Other herbs should be avoided while nursing due to their potential for harming mom and/or baby. Here are a few herbs that are generally considered to be contraindicated for nursing mothers. This is by no means a complete list.
If any of these symptoms sound familiar to you, here are some anti-anxiety self-care recommendations that we regularly share with patients:
Chinese herbal formulas can help to correct the physical and energetic patterns underlying the anxiety symptoms, and I support people in finding safe and effective herbal alternatives to anti-anxiety medications. However, we always instruct patients to work with their psychiatrists to safely transition off these very strong medications if they are currently taking them. In particular, it is not a good idea to go off or reduce psychotropic medications during times of increased stress and transition.
What defines anxiety as a disorder is that it gets triggered by non-life threatening events, or minor stressors.
I have seen the power of Chinese Medicine change my patients’ long-standing patterns of anxiety again and again.
By calming the sympathetic nervous system, we enable the body to better heal.
In Chinese medicine, food and herbs are used to supplement your Jing, especially if you're showing signs of deficiency, like low AMH and/or a poor antral follicle count. Preserving your Jing is so important for increasing fertility, which is why we always include dietary, exercise, and lifestyle guidelines.
Even if you're not showing signs of deficiency, eating Jing-nourishing foods help to preserve and increase fertility. Because bone marrow is a form of Jing, acupuncturists may prescribe bone marrow soup to supplement your Jing supply.
Bone marrow also helps to build new blood cells and heal the gut. It's excellent for building a healthy uterine lining and supporting digestion - another important element of fertility.
Here's a recipe to replenish your Jing, boost egg quality and build a healthy lining. It's taken from a wonderful Chinese medicinal cookbook written by two of my teachers.
(Makes 10 to 14 cups)

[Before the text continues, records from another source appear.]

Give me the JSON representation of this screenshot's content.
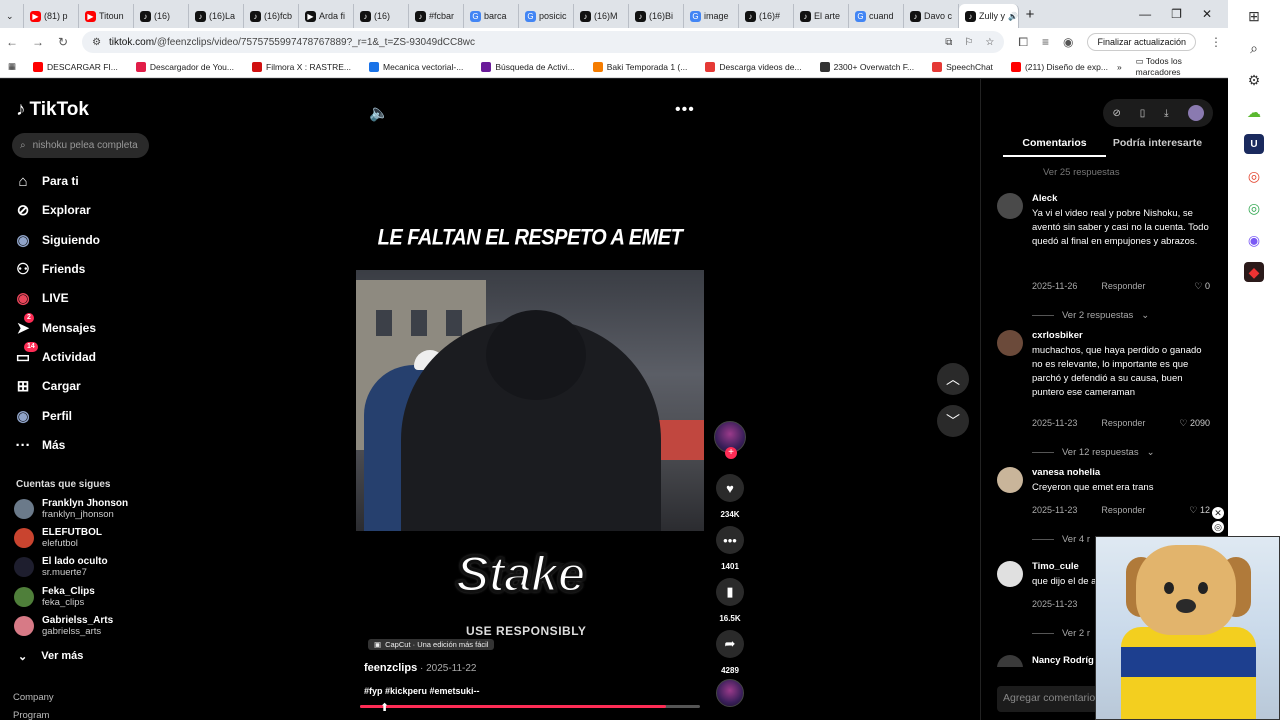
{
  "browser": {
    "tabs": [
      {
        "label": "(81) p",
        "icon": "youtube-icon",
        "color": "#ff0000"
      },
      {
        "label": "Titoun",
        "icon": "youtube-icon",
        "color": "#ff0000"
      },
      {
        "label": "(16)",
        "icon": "tiktok-icon",
        "color": "#111111"
      },
      {
        "label": "(16)La",
        "icon": "tiktok-icon",
        "color": "#111111"
      },
      {
        "label": "(16)fcb",
        "icon": "tiktok-icon",
        "color": "#111111"
      },
      {
        "label": "Arda fi",
        "icon": "capcut-icon",
        "color": "#111111"
      },
      {
        "label": "(16)",
        "icon": "tiktok-icon",
        "color": "#111111"
      },
      {
        "label": "#fcbar",
        "icon": "tiktok-icon",
        "color": "#111111"
      },
      {
        "label": "barca",
        "icon": "google-icon",
        "color": "#4285f4"
      },
      {
        "label": "posicic",
        "icon": "google-icon",
        "color": "#4285f4"
      },
      {
        "label": "(16)M",
        "icon": "tiktok-icon",
        "color": "#111111"
      },
      {
        "label": "(16)Bi",
        "icon": "tiktok-icon",
        "color": "#111111"
      },
      {
        "label": "image",
        "icon": "google-icon",
        "color": "#4285f4"
      },
      {
        "label": "(16)#",
        "icon": "tiktok-icon",
        "color": "#111111"
      },
      {
        "label": "El arte",
        "icon": "tiktok-icon",
        "color": "#111111"
      },
      {
        "label": "cuand",
        "icon": "google-icon",
        "color": "#4285f4"
      },
      {
        "label": "Davo c",
        "icon": "tiktok-icon",
        "color": "#111111"
      },
      {
        "label": "Zully y",
        "icon": "tiktok-icon",
        "color": "#111111"
      }
    ],
    "url_domain": "tiktok.com",
    "url_path": "/@feenzclips/video/7575755997478767889?_r=1&_t=ZS-93049dCC8wc",
    "update_button": "Finalizar actualización",
    "bookmarks": [
      {
        "label": "DESCARGAR FI...",
        "color": "#ff0000"
      },
      {
        "label": "Descargador de You...",
        "color": "#e11d48"
      },
      {
        "label": "Filmora X : RASTRE...",
        "color": "#d01010"
      },
      {
        "label": "Mecanica vectorial-...",
        "color": "#1a73e8"
      },
      {
        "label": "Búsqueda de Activi...",
        "color": "#6a1b9a"
      },
      {
        "label": "Baki Temporada 1 (...",
        "color": "#f57c00"
      },
      {
        "label": "Descarga videos de...",
        "color": "#e53935"
      },
      {
        "label": "2300+ Overwatch F...",
        "color": "#333333"
      },
      {
        "label": "SpeechChat",
        "color": "#e53935"
      },
      {
        "label": "(211) Diseño de exp...",
        "color": "#ff0000"
      }
    ],
    "all_bookmarks": "Todos los marcadores"
  },
  "tiktok": {
    "logo": "TikTok",
    "search_placeholder": "nishoku pelea completa",
    "nav": [
      {
        "label": "Para ti",
        "icon": "home-icon"
      },
      {
        "label": "Explorar",
        "icon": "compass-icon"
      },
      {
        "label": "Siguiendo",
        "icon": "following-icon"
      },
      {
        "label": "Friends",
        "icon": "friends-icon"
      },
      {
        "label": "LIVE",
        "icon": "live-icon"
      },
      {
        "label": "Mensajes",
        "icon": "send-icon",
        "badge": "2"
      },
      {
        "label": "Actividad",
        "icon": "inbox-icon",
        "badge": "14"
      },
      {
        "label": "Cargar",
        "icon": "upload-icon"
      },
      {
        "label": "Perfil",
        "icon": "profile-icon"
      },
      {
        "label": "Más",
        "icon": "more-icon"
      }
    ],
    "following_title": "Cuentas que sigues",
    "following": [
      {
        "name": "Franklyn Jhonson",
        "handle": "franklyn_jhonson",
        "color": "#6b7a8a"
      },
      {
        "name": "ELEFUTBOL",
        "handle": "elefutbol",
        "color": "#c9442f"
      },
      {
        "name": "El lado oculto",
        "handle": "sr.muerte7",
        "color": "#1e1e2e"
      },
      {
        "name": "Feka_Clips",
        "handle": "feka_clips",
        "color": "#4f7f3a"
      },
      {
        "name": "Gabrielss_Arts",
        "handle": "gabrielss_arts",
        "color": "#d77a86"
      }
    ],
    "see_more": "Ver más",
    "company": "Company",
    "program": "Program"
  },
  "video": {
    "headline": "LE FALTAN EL RESPETO A EMET",
    "sponsor": "Stake",
    "sponsor_sub": "USE RESPONSIBLY",
    "capcut": "CapCut · Una edición más fácil",
    "author": "feenzclips",
    "date": " · 2025-11-22",
    "tags": "#fyp #kickperu #emetsuki--",
    "progress": 0.9,
    "likes": "234K",
    "comments": "1401",
    "saves": "16.5K",
    "shares": "4289"
  },
  "comments_panel": {
    "tab_comments": "Comentarios",
    "tab_interest": "Podría interesarte",
    "add_placeholder": "Agregar comentario...",
    "partial_top": "Ver 25 respuestas",
    "items": [
      {
        "user": "Aleck",
        "text": "Ya vi el video real y pobre Nishoku, se aventó sin saber y casi no la cuenta. Todo quedó al final en empujones y abrazos.",
        "date": "2025-11-26",
        "reply": "Responder",
        "likes": "0",
        "replies": "Ver 2 respuestas"
      },
      {
        "user": "cxrlosbiker",
        "text": "muchachos, que haya perdido o ganado no es relevante, lo importante es que parchó y defendió a su causa, buen puntero ese cameraman",
        "date": "2025-11-23",
        "reply": "Responder",
        "likes": "2090",
        "replies": "Ver 12 respuestas"
      },
      {
        "user": "vanesa nohelia",
        "text": "Creyeron que emet era trans",
        "date": "2025-11-23",
        "reply": "Responder",
        "likes": "12",
        "replies": "Ver 4 r"
      },
      {
        "user": "Timo_cule",
        "text": "que dijo el de a",
        "date": "2025-11-23",
        "reply": "",
        "likes": "",
        "replies": "Ver 2 r"
      },
      {
        "user": "Nancy Rodríg",
        "text": "",
        "date": "",
        "reply": "",
        "likes": "",
        "replies": ""
      }
    ]
  }
}
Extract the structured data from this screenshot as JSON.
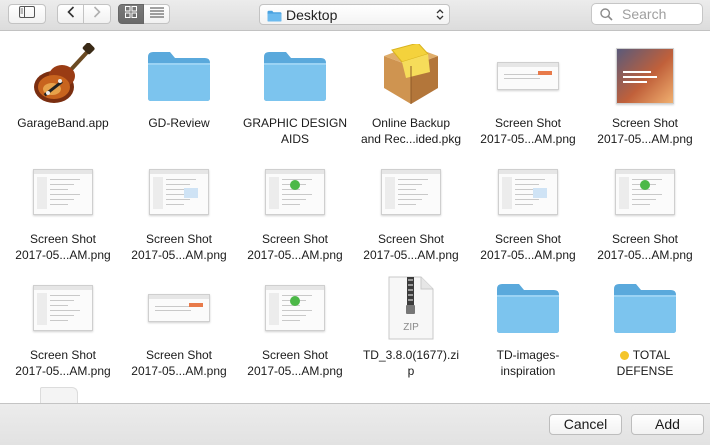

(Taken from "Ancient Wisdom Modern Kitchen: Recipes from the East for Health, Healing, and Long Life" by Yuan Wang, Warren Shier, and Mika Ono)
Once you have made the stock, simply add ingredients you prefer: veggies such as mushrooms, carrots, Chinese cabbage, or kale; and/or meat such as shrimp, chicken, beef, or pork. Season with salt or soy sauce to taste. You can also make one large batch and freeze the broth to use later.
1.) Place the bones, wine, water, and vegetables (if using) in a large pot. If the bones aren't covered with liquid, add water until they are.
2.) Bring to boil, lower the heat, and simmer, uncovered for 5 minutes. Skim off and discard any froth that rises to the top of the stock.
3.) For beef bones, simmer, covered, for 8 to 10 hours; add more water if needed. For pork or lamb bones, simmer, covered, for at least 2 1/2 hours.
4.) Remove the bones, vegetables, and ginger from the stock, using a slotted spoon, a strainer, or piece of cheesecloth.
5.) Skim off any excess fat. Season the stock with salt if desired (or wait to add until you cook with the stock).
6.) If you aren't using the stock immediately, you can store it in the fridge for a few days or freeze it in small portions for later use.
May 26th, 2017
The Flood Building
$115 per couple
*space is limited - please call or email to reserve your spot*
415.362.4600 / firstname.lastname@example.org
Meet the Facilitator!
**Please note - Because we are working on the floor this workshop is not appropriate for those that cannot lay face down on the floor for a period of 45 minutes. Please be able to spend about 45 minutes seated on the floor and have the ability to be on your knees to work.
This workshop is designed for two people that want to learn to give each other massages . We will switch halfway so that each partner has a chance to massage the other and learn. Both partners should dress in a way that allows them to feel comfortable but also gives access to their bare back